Repeat the data in full. Every line must match.

....

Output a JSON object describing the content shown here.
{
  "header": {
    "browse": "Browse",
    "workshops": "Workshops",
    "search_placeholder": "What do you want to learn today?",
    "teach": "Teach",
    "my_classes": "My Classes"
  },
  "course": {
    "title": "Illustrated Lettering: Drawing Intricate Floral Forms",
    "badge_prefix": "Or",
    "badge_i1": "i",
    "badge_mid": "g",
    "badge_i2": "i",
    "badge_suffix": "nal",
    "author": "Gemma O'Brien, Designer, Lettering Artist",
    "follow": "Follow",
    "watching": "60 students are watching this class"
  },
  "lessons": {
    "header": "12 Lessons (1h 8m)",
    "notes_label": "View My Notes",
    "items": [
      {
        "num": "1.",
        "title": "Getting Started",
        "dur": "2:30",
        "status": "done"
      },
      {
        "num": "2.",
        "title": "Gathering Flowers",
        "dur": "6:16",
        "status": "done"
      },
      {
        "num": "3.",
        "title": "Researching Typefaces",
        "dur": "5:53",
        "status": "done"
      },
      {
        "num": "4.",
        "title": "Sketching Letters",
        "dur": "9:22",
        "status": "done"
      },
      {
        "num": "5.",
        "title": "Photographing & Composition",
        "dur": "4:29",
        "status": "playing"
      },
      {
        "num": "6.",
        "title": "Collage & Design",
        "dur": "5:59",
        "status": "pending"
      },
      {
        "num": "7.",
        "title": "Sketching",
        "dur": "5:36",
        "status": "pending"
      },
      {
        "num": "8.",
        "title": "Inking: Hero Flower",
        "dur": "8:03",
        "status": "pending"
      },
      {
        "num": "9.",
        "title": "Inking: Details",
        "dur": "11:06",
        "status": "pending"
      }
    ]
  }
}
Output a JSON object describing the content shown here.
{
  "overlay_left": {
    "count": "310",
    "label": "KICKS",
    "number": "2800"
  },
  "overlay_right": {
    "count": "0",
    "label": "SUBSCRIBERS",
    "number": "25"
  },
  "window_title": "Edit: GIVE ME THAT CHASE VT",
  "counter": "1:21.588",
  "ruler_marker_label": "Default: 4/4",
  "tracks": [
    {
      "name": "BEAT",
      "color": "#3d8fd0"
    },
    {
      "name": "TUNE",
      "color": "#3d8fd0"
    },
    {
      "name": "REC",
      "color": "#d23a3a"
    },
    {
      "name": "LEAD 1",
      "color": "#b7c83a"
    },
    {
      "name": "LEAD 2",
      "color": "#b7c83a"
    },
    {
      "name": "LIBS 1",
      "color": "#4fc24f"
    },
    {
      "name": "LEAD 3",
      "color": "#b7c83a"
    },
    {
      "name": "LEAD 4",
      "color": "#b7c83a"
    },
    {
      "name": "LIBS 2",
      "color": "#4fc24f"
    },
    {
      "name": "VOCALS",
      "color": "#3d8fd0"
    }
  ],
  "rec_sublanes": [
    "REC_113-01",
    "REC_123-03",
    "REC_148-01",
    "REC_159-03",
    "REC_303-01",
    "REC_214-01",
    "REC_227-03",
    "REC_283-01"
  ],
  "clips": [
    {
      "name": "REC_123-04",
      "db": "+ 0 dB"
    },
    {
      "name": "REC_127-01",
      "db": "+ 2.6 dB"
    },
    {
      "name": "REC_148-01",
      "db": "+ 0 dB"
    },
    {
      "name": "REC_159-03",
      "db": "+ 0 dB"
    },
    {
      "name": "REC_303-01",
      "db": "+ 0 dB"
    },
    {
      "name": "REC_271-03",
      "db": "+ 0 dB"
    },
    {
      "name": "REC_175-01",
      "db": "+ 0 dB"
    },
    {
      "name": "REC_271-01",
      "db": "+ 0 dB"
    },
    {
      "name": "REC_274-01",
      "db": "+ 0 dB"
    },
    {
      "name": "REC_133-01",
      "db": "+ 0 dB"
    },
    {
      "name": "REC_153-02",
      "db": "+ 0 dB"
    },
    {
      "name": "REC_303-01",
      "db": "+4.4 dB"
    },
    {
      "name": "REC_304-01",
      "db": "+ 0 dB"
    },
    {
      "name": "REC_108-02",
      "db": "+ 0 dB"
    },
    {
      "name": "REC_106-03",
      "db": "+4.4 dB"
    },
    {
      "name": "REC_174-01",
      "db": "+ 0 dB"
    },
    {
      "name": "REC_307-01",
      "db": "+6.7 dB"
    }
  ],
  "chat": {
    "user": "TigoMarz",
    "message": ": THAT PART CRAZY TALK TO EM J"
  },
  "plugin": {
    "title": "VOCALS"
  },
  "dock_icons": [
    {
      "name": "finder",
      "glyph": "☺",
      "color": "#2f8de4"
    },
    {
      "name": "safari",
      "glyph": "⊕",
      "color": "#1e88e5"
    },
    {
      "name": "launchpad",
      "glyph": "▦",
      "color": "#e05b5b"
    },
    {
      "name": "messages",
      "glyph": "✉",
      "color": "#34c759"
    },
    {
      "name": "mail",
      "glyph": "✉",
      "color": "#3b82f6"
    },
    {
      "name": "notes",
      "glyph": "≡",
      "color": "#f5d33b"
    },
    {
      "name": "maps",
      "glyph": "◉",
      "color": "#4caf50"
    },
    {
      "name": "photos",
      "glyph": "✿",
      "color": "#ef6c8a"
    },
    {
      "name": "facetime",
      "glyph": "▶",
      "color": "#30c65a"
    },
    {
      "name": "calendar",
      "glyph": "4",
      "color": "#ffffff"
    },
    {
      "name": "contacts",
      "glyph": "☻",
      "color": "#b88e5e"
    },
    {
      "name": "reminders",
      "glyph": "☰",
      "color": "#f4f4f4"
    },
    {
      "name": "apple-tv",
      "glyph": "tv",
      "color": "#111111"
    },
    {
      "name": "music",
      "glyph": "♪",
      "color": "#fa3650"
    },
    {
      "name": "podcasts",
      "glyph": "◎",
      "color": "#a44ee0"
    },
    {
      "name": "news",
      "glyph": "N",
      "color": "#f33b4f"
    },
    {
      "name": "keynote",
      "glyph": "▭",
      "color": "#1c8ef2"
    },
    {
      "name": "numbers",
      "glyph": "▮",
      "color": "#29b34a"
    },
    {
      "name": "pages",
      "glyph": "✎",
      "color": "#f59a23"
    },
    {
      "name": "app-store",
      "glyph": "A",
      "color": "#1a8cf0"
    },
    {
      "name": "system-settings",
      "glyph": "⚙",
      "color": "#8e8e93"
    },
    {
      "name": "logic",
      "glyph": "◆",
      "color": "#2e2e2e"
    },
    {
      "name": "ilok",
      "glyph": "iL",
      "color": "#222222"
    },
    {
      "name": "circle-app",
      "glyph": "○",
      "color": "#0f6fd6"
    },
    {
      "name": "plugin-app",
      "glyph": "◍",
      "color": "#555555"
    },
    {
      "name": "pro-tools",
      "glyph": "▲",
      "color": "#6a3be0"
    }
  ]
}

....

Result of this task:
Output a JSON object describing the content shown here.
{
  "header": {
    "browse": "Browse",
    "workshops": "Workshops",
    "search_placeholder": "What do you want to learn today?",
    "teach": "Teach",
    "my_classes": "My Classes"
  },
  "course": {
    "title": "Illustrated Lettering: Drawing Intricate Floral Forms",
    "badge_prefix": "Or",
    "badge_i1": "i",
    "badge_mid": "g",
    "badge_i2": "i",
    "badge_suffix": "nal",
    "author": "Gemma O'Brien, Designer, Lettering Artist",
    "follow": "Follow",
    "watching": "60 students are watching this class"
  },
  "lessons": {
    "header": "12 Lessons (1h 8m)",
    "notes_label": "View My Notes",
    "items": [
      {
        "num": "1.",
        "title": "Getting Started",
        "dur": "2:30",
        "status": "done"
      },
      {
        "num": "2.",
        "title": "Gathering Flowers",
        "dur": "6:16",
        "status": "done"
      },
      {
        "num": "3.",
        "title": "Researching Typefaces",
        "dur": "5:53",
        "status": "done"
      },
      {
        "num": "4.",
        "title": "Sketching Letters",
        "dur": "9:22",
        "status": "done"
      },
      {
        "num": "5.",
        "title": "Photographing & Composition",
        "dur": "4:29",
        "status": "playing"
      },
      {
        "num": "6.",
        "title": "Collage & Design",
        "dur": "5:59",
        "status": "pending"
      },
      {
        "num": "7.",
        "title": "Sketching",
        "dur": "5:36",
        "status": "pending"
      },
      {
        "num": "8.",
        "title": "Inking: Hero Flower",
        "dur": "8:03",
        "status": "pending"
      },
      {
        "num": "9.",
        "title": "Inking: Details",
        "dur": "11:06",
        "status": "pending"
      }
    ]
  }
}
Output a JSON object describing the content shown here.
{
  "overlay_left": {
    "count": "310",
    "label": "KICKS",
    "number": "2800"
  },
  "overlay_right": {
    "count": "0",
    "label": "SUBSCRIBERS",
    "number": "25"
  },
  "window_title": "Edit: GIVE ME THAT CHASE VT",
  "counter": "1:21.588",
  "ruler_marker_label": "Default: 4/4",
  "tracks": [
    {
      "name": "BEAT",
      "color": "#3d8fd0"
    },
    {
      "name": "TUNE",
      "color": "#3d8fd0"
    },
    {
      "name": "REC",
      "color": "#d23a3a"
    },
    {
      "name": "LEAD 1",
      "color": "#b7c83a"
    },
    {
      "name": "LEAD 2",
      "color": "#b7c83a"
    },
    {
      "name": "LIBS 1",
      "color": "#4fc24f"
    },
    {
      "name": "LEAD 3",
      "color": "#b7c83a"
    },
    {
      "name": "LEAD 4",
      "color": "#b7c83a"
    },
    {
      "name": "LIBS 2",
      "color": "#4fc24f"
    },
    {
      "name": "VOCALS",
      "color": "#3d8fd0"
    }
  ],
  "rec_sublanes": [
    "REC_113-01",
    "REC_123-03",
    "REC_148-01",
    "REC_159-03",
    "REC_303-01",
    "REC_214-01",
    "REC_227-03",
    "REC_283-01"
  ],
  "clips": [
    {
      "name": "REC_123-04",
      "db": "+ 0 dB"
    },
    {
      "name": "REC_127-01",
      "db": "+ 2.6 dB"
    },
    {
      "name": "REC_148-01",
      "db": "+ 0 dB"
    },
    {
      "name": "REC_159-03",
      "db": "+ 0 dB"
    },
    {
      "name": "REC_303-01",
      "db": "+ 0 dB"
    },
    {
      "name": "REC_271-03",
      "db": "+ 0 dB"
    },
    {
      "name": "REC_175-01",
      "db": "+ 0 dB"
    },
    {
      "name": "REC_271-01",
      "db": "+ 0 dB"
    },
    {
      "name": "REC_274-01",
      "db": "+ 0 dB"
    },
    {
      "name": "REC_133-01",
      "db": "+ 0 dB"
    },
    {
      "name": "REC_153-02",
      "db": "+ 0 dB"
    },
    {
      "name": "REC_303-01",
      "db": "+4.4 dB"
    },
    {
      "name": "REC_304-01",
      "db": "+ 0 dB"
    },
    {
      "name": "REC_108-02",
      "db": "+ 0 dB"
    },
    {
      "name": "REC_106-03",
      "db": "+4.4 dB"
    },
    {
      "name": "REC_174-01",
      "db": "+ 0 dB"
    },
    {
      "name": "REC_307-01",
      "db": "+6.7 dB"
    }
  ],
  "chat": {
    "user": "TigoMarz",
    "message": ": THAT PART CRAZY TALK TO EM J"
  },
  "plugin": {
    "title": "VOCALS"
  },
  "dock_icons": [
    {
      "name": "finder",
      "glyph": "☺",
      "color": "#2f8de4"
    },
    {
      "name": "safari",
      "glyph": "⊕",
      "color": "#1e88e5"
    },
    {
      "name": "launchpad",
      "glyph": "▦",
      "color": "#e05b5b"
    },
    {
      "name": "messages",
      "glyph": "✉",
      "color": "#34c759"
    },
    {
      "name": "mail",
      "glyph": "✉",
      "color": "#3b82f6"
    },
    {
      "name": "notes",
      "glyph": "≡",
      "color": "#f5d33b"
    },
    {
      "name": "maps",
      "glyph": "◉",
      "color": "#4caf50"
    },
    {
      "name": "photos",
      "glyph": "✿",
      "color": "#ef6c8a"
    },
    {
      "name": "facetime",
      "glyph": "▶",
      "color": "#30c65a"
    },
    {
      "name": "calendar",
      "glyph": "4",
      "color": "#ffffff"
    },
    {
      "name": "contacts",
      "glyph": "☻",
      "color": "#b88e5e"
    },
    {
      "name": "reminders",
      "glyph": "☰",
      "color": "#f4f4f4"
    },
    {
      "name": "apple-tv",
      "glyph": "tv",
      "color": "#111111"
    },
    {
      "name": "music",
      "glyph": "♪",
      "color": "#fa3650"
    },
    {
      "name": "podcasts",
      "glyph": "◎",
      "color": "#a44ee0"
    },
    {
      "name": "news",
      "glyph": "N",
      "color": "#f33b4f"
    },
    {
      "name": "keynote",
      "glyph": "▭",
      "color": "#1c8ef2"
    },
    {
      "name": "numbers",
      "glyph": "▮",
      "color": "#29b34a"
    },
    {
      "name": "pages",
      "glyph": "✎",
      "color": "#f59a23"
    },
    {
      "name": "app-store",
      "glyph": "A",
      "color": "#1a8cf0"
    },
    {
      "name": "system-settings",
      "glyph": "⚙",
      "color": "#8e8e93"
    },
    {
      "name": "logic",
      "glyph": "◆",
      "color": "#2e2e2e"
    },
    {
      "name": "ilok",
      "glyph": "iL",
      "color": "#222222"
    },
    {
      "name": "circle-app",
      "glyph": "○",
      "color": "#0f6fd6"
    },
    {
      "name": "plugin-app",
      "glyph": "◍",
      "color": "#555555"
    },
    {
      "name": "pro-tools",
      "glyph": "▲",
      "color": "#6a3be0"
    }
  ]
}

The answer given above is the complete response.